    Would be amusing if I ever get sent through Chillwell and get discharged for them, well actually it'd be bloody annoying.

    Just apply and see what happens.
  6. Do you think i could explain to the recruiter that my feet may only be wide and not flat and will cause no problems at all?
  7. All very well, but what happens if you get to the 'Stan or whereever and need new arch supports? By your own admission it makes marching painful, have you ever spent weeks on your feet, I have which is why they need to be A1. This does not mean you unworthy of the uniform, but..just because your condition was not picked up at the medical, does not mean you can't be discharged for it, remember the forms clearly state that you are to "declare all medical conditions". If you didnt then you made that choice. Should you be caught out and discharged there is only one person to blame...
  8. Untreated flat feet can cause problems with the biomechanics of the body, seriously flat feet cause your ankles to be at the wrong angle, this in turn throws out your knees, hips, back and neck.

    This all depends on the severity, the activities undertaken and how long it goes untreated. Each case can only be assessed individually.
  9. This is all very confusing. We now have two topics about flat feet in two different forums. I'm very perplexed??!?
  10. Granted it didn't actually come to mind at the medical, some other issues were more on my mind which the doc cleared me for anyway. Hadn't suffered for a while with them, whether I get splints due to having them before or cause I've got spannered legs, bad gait, whatever I dunno. Nope not been in my boots running around in the field inf like constantly for more than about 5 days, discounting CMS(R). Camps tend to be comms based mostly in the back of a rover, so I can't say how it would turn out if I were mobilised simply as I can't predict what role I would be doing.

    Recruiter wise - don't bother them too much with it, talk about it with the Doc when you go for a medical instead.
  11. Culd i get some info on the severity of your flat feet and how to bloody cure em?
  12. Like I said, they've not bothered me for ages thanks to the docs giving me mong shoes when I was kid. Lol, actually they were any normal shoe you like from Clarkes etc then just hoy some support arches from. Far as I'm concerned now they're normal.

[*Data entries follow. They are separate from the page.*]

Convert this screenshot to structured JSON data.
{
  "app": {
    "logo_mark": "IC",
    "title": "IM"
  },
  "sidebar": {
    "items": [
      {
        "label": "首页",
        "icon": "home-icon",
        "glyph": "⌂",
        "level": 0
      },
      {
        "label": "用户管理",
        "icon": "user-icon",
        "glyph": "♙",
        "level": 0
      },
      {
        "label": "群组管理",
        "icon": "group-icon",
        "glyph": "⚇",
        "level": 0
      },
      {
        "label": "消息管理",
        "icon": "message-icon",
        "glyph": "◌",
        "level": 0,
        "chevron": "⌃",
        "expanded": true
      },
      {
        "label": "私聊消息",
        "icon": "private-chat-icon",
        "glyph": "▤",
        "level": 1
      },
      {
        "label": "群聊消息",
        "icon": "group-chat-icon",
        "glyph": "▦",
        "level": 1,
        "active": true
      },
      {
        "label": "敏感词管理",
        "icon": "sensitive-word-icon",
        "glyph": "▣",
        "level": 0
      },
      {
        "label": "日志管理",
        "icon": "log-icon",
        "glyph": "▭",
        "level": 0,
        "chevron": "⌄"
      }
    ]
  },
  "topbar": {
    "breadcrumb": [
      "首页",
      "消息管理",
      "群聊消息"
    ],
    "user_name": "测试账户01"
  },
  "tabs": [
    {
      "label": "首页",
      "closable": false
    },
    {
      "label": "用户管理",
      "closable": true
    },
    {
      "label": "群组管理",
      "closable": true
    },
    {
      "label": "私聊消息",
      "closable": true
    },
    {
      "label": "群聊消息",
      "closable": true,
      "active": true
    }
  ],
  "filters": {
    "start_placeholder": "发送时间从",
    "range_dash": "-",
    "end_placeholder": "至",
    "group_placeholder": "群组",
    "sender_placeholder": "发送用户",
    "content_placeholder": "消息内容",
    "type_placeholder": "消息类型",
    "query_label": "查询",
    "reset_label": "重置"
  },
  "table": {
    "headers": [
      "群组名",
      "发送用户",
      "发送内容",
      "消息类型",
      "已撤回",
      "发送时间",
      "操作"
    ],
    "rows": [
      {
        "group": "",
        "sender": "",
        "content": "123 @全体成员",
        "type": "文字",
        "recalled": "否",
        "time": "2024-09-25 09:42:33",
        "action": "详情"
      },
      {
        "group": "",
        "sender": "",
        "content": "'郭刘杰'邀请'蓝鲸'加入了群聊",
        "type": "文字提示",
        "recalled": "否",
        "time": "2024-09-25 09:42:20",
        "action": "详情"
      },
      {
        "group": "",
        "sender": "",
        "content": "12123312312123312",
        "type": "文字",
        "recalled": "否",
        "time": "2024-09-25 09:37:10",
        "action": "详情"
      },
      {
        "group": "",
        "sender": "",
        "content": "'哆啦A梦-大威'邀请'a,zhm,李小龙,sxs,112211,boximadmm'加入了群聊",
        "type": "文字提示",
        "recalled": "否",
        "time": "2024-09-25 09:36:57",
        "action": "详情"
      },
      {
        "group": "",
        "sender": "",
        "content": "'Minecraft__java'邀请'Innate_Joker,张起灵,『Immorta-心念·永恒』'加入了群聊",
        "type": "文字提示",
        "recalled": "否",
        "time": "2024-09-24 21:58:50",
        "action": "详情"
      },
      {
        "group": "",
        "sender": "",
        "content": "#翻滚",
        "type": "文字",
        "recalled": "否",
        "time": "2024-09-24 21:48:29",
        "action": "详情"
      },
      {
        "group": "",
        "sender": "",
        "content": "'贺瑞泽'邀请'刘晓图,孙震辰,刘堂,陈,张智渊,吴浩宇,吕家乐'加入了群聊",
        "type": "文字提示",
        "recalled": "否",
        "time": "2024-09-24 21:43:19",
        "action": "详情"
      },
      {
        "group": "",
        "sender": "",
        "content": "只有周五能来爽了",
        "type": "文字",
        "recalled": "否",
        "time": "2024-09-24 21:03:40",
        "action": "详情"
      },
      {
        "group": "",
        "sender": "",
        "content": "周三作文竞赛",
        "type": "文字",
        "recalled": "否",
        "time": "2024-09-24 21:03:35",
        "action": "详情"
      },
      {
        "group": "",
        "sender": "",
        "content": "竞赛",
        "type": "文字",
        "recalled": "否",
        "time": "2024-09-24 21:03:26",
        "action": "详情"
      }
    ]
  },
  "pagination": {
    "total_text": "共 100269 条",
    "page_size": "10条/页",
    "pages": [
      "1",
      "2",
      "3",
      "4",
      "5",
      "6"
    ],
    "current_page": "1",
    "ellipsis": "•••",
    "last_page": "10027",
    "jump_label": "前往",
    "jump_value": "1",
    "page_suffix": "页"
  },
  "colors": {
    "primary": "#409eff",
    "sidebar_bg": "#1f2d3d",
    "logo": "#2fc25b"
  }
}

    Go to the doc, ask their opinion, simple. I you don't get in just join the raf and let jet engines take you places instead.
  13. It depends what kind of flat feet you have as to whether or not it will be an issue. Formerly, you were not allowed to join with any kind of flat feet but now you are only barred if your feet are 'spasticated' (seriously). This means that not only are they flat but they are rigid also.

    If your feet are merely flat, but still flexible, that should not be too serious a problem. However, a flat foot disapates force less effeciently than a nice, arched instep so I would recommend sorbothane shock absorbers. The army may or may not make special insteps for you, I have found these very useful.
  14. I wasn't born with flat feet. Now my feet are flat due to my arches continually dropping when I was in the Regs, managed to build them up the first couple of times but then they stayed down. As a result of my flat feet I have terrible knee pain as I over pronate, causing my ankles to move differently which in turn twists my knees making my kneecaps run off centre. I have special insoles which cost me a fortune but as soon as you take them out or use diiferent footwear you loose the benefit. If I was on tour and needed new insoles I would just have to grin and bear it but I could still do my job. (In my dotage I have accepted that I am no longer tough enough to do a teeth arm job, but there is still life in the old horse yet in a less warlike role.That's why I went Signals when becoming a stab to reduce the amount of running around I needed to do!)
  15. Agreed. My feet aren't flat but are wide, and I was worred before my medical that they would be classed as flat, since the arch is ever so minimal. The doctor looked at them then asked me to stand on tiptoes proving that my foot was flexible and could arch effectively.

    I use insoles with arch support, they cost me about £21 but I have 2 sets, which are always in my boots. Great piece of kit, even if you don't have flat feet they make walking a hell of a lot more comfortable.